The information here may be useful as you work to prevent this.
US-based providers are our best defense against illegal robocallers. Industry members along with regulators and enforcers are working together to stop these calls at their source.
As a telecommunications provider, you must balance your interest in making money completing calls for your customers, against your responsibility to protect American consumers from illegal and problematic calls. If your traffic generates complaints, you may have difficulty getting downstream providers to accept it. You’ll also have to spend resources investigating those complaints and responding to potentially onerous enforcement inquiries.
The sections here can help guide you in contributing to industry efforts to minimize the robocall scourge.
One definition of “robocall” would be any call other than one dialed conventionally from one person to another. Robocalls use computerized dialing, and/or deliver a message using a prerecorded or automated voice. What Calls Are Illegal shows SOME of the extensive, sweeping regulations that are applicable to such calls. Well-written provider contracts prohibit illegal calls and specify that customers lose privileges and protections when they send illegal traffic. Many providers have provisions that extend beyond just illegal calls, to those that generate complaints or are otherwise problematic. Providers are under no legal obligation to carry such traffic and in fact most stakeholders would argue that all providers must work diligently to refuse it.
Best Practices When On-boarding New Customers explains how providers can vet new customers before giving them access to volume calling services or allowing them to supply their own Caller-ID values. US-based customers can be validated via state and federal databases and reference checks. Diligent providers obtain detailed business descriptions from foreign customer prospects, constraint their traffic commensurately, and monitor for ongoing compliance.
When Traceback Reveals Illegal Calling shows the steps a provider takes when problematic traffic comes to their attention via traceback, enforcement action, inquiry from a downstream provider or some other indication of trouble. Most important is that the provider act swiftly to address the issue. Best is to immediately (same day) suspend the traffic while the issue is investigated and only re-enable that call source if and when the calls are brought into full compliance. Allowing illegal traffic to continue while corrective action is taken will further damage the provider’s reputation. Since spoofing is a rampant practice among illegal callers, blocking a specific calling number is not sufficient — the party sending the traffic must be completely disabled.
In many cases, calls are completed through a chain of providers as a call moves hop-by-hop towards its destination. Working With Upstreams gives best practices to address and avoid problematic traffic from another provider “upstream.” Many providers blend bad traffic with good.

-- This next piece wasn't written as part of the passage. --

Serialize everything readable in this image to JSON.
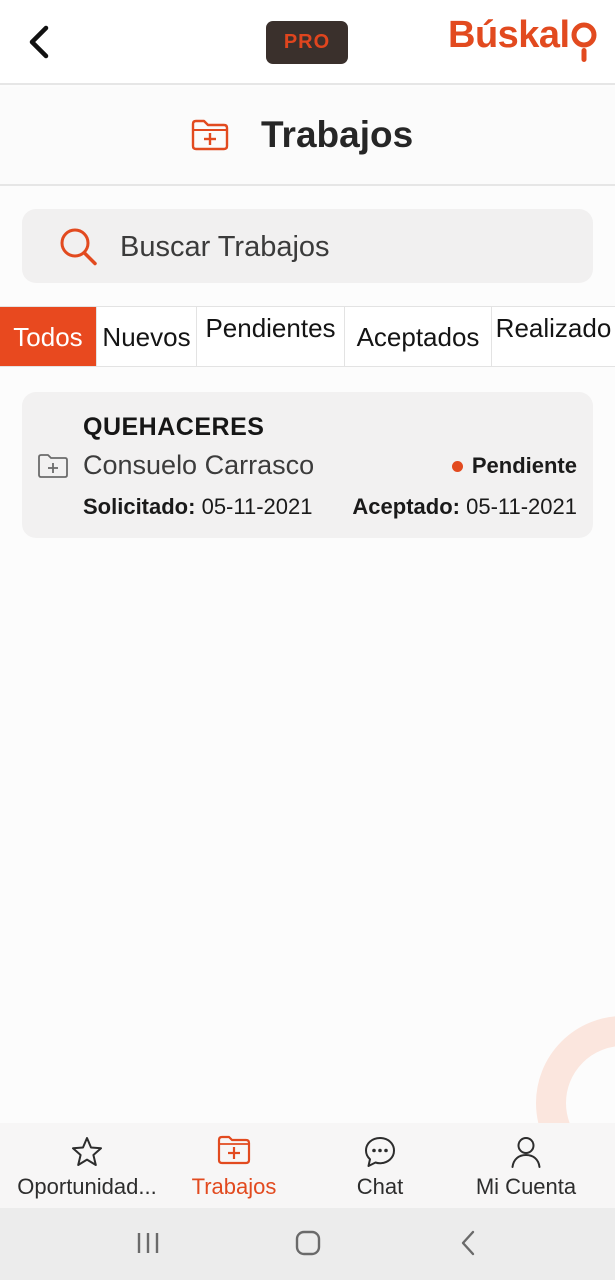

That approach puts ALL traffic at risk, because providers need to be vigilant regarding any bad calls. The best place to stop bad traffic is at the point of origination; providers need to push their upstreams to take responsibility for traffic they originate.
Next Step: What Calls Are Illegal?